View Full Version : Wild Turkeys
Mar. 4, 2012, 09:30 AM
Anyone know if wild turkeys eat yellow jackets?
We have quite a group of turkeys living in our woods and frequenting our yard. Would love it if they would find and decimate that pesky yellow jacket nest somewhere in the nearby woods - I am so tired of dodging those things all summer long while trying to clean/fill my hummingbird feeders and do other yard work!
Mar. 4, 2012, 09:48 AM
Most likely not, considering they don't want to get stung just as much as you or I! LOL!
Mar. 4, 2012, 10:07 AM
We have yellow jackets and wild turkeys and have never known the turkeys to really eat any bees.
Turkeys here eat many seeds and crickets and beetles of all kinds and just bugs that crawl or hop, not really flying insects.
I guess if they came across one just walking on the ground, they would not ask if it sting, just eat it.:lol:
Mar. 4, 2012, 03:24 PM
Doubtful they will go after them...
Mar. 4, 2012, 05:26 PM
Nope.
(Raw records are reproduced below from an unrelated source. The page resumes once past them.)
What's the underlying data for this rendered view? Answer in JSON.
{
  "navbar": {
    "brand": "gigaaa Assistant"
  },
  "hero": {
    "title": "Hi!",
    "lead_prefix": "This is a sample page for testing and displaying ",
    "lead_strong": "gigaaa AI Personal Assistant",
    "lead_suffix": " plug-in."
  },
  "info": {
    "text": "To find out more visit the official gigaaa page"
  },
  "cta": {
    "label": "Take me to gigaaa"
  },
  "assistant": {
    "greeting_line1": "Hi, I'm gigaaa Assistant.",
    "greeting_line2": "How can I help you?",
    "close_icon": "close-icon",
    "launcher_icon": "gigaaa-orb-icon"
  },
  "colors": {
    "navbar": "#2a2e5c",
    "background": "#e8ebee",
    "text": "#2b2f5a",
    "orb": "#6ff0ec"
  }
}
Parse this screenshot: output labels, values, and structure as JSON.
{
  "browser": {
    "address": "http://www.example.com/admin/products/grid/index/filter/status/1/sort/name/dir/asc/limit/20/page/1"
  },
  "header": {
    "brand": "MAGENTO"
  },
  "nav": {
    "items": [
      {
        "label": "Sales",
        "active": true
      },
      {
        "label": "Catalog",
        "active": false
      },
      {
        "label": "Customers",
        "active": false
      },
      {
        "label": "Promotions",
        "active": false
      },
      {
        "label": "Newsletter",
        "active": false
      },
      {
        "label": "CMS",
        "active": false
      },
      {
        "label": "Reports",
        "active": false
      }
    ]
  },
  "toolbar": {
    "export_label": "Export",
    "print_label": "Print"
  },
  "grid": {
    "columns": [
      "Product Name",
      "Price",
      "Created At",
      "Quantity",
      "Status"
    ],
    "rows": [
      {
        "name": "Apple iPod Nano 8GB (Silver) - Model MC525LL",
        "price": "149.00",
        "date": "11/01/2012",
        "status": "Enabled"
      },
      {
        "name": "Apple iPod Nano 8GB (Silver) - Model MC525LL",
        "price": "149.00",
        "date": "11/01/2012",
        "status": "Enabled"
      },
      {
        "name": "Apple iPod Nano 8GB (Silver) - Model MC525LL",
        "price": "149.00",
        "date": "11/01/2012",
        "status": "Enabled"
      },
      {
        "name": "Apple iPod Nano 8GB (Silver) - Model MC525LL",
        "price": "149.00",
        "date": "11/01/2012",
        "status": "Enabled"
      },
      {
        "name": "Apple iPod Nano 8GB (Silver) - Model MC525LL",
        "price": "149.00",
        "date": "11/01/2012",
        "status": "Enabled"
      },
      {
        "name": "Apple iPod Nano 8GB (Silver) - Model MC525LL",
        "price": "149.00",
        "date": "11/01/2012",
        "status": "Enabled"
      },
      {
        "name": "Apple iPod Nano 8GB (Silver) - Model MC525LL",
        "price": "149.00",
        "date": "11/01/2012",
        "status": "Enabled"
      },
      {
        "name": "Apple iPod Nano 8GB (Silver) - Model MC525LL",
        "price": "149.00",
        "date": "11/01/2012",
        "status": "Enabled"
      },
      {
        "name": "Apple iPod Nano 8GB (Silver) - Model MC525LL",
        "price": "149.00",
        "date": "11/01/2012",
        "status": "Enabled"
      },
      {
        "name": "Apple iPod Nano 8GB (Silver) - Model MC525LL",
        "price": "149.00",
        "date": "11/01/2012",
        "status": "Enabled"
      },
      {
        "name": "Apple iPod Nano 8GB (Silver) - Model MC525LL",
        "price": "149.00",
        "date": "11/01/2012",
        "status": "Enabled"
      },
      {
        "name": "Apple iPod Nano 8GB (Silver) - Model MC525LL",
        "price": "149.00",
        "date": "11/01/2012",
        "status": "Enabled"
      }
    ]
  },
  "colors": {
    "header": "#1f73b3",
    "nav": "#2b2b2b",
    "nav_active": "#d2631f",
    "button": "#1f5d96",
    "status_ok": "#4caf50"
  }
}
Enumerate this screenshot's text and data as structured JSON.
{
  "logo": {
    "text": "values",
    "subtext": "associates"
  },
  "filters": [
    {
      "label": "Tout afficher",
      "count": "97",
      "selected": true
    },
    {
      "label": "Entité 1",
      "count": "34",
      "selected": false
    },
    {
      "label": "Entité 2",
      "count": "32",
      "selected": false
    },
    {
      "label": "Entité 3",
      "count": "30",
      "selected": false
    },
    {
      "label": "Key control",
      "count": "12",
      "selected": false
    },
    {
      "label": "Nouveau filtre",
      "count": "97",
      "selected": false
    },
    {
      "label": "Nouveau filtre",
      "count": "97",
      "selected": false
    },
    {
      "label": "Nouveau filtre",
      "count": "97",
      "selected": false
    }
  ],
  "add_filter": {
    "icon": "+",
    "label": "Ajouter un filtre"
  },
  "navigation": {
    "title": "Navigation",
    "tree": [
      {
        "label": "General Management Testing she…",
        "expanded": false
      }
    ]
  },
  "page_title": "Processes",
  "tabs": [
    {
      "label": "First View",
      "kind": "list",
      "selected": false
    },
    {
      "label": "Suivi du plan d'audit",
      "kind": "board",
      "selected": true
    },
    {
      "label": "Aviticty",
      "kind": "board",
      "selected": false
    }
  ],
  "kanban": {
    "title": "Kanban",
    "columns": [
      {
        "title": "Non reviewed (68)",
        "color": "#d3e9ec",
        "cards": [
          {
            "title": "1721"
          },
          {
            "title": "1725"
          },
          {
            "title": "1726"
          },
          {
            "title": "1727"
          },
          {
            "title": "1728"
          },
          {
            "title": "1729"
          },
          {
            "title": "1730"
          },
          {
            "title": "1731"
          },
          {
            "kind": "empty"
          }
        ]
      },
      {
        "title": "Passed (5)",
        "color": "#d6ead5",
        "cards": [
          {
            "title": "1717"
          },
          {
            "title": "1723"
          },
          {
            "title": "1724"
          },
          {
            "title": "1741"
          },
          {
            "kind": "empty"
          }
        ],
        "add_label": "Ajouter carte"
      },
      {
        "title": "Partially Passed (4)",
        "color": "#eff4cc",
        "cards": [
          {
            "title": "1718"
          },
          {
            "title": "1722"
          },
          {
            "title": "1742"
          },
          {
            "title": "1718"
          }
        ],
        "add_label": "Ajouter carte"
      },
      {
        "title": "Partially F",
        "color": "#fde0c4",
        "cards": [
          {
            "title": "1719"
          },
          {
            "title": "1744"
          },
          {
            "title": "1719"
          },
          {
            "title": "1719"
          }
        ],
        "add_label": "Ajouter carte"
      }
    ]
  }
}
Their bare heads alone should tell you that turkeys won't be interested in wasps or bees.
Mar. 4, 2012, 06:03 PM
If you want to help control ground dwelling wasps look for Red Velvet Ants. They are around, but people often kill them. Theynlook fearsome but won't bother you. If you have them, they will help control wasps/bees in your yard.
They lay their eggs in the wasp larvae.
Mar. 4, 2012, 06:09 PM
Ours are taken care of by our all-too-resident skunk population. They LOVE bee/wasp larvae, & their thick fur helps to protect them from stings as they dig out the nest in search of their "worm candy". We've had more than one Yellow Jacket nest dug out & destroyed overnight by skunk.
In fact, skunk can become quite a problem for beekeepers because of their lust for larvae. They don't give a whit about the honey, but the bee larvae & pupae? Skunk yummies.
Mar. 4, 2012, 08:15 PM
The praying mantis loves a good insect-based diet.
This natural wasp killer will wait completely still until it quickly snaps up and traps victim wasps flying by.
The praying mantis will discard the head of a wasp shortly after catching it, and continue to suck the nutritious content from its thorax, until devoured.
Some species of birds, like the purple martin, eat many insects including wasps.
A purple martin is the largest American swallow, and spends most of its life in flight feeding upon flying insects.
Many people build homemade nest boxes to house a purple martin, so it will control insect problems.
Adult dragonflies will also hunt prey while they are in flight.
Flies Moths Beetles Wasps
Black bears are the least carnivorous in their species, and maintain a diet of things like berries, herbs and protein-rich insects, like wasps.
Black bears are most likely to eat wasps in the summer, because they need the protein for energy.
Wisconsin, badgers play football, but in the wilderness they eat wasps.
Badgers will dig up a wasp nest, slurping up the larvae and additional wasp food base
Each of these animals work their part in the ecosystem eating wasps; however, controlling pests as a homeowner must be handled in a different way —unless you want to eat the flying critters.
There are natural wasp killers that you can explore, without having to get a pet badger.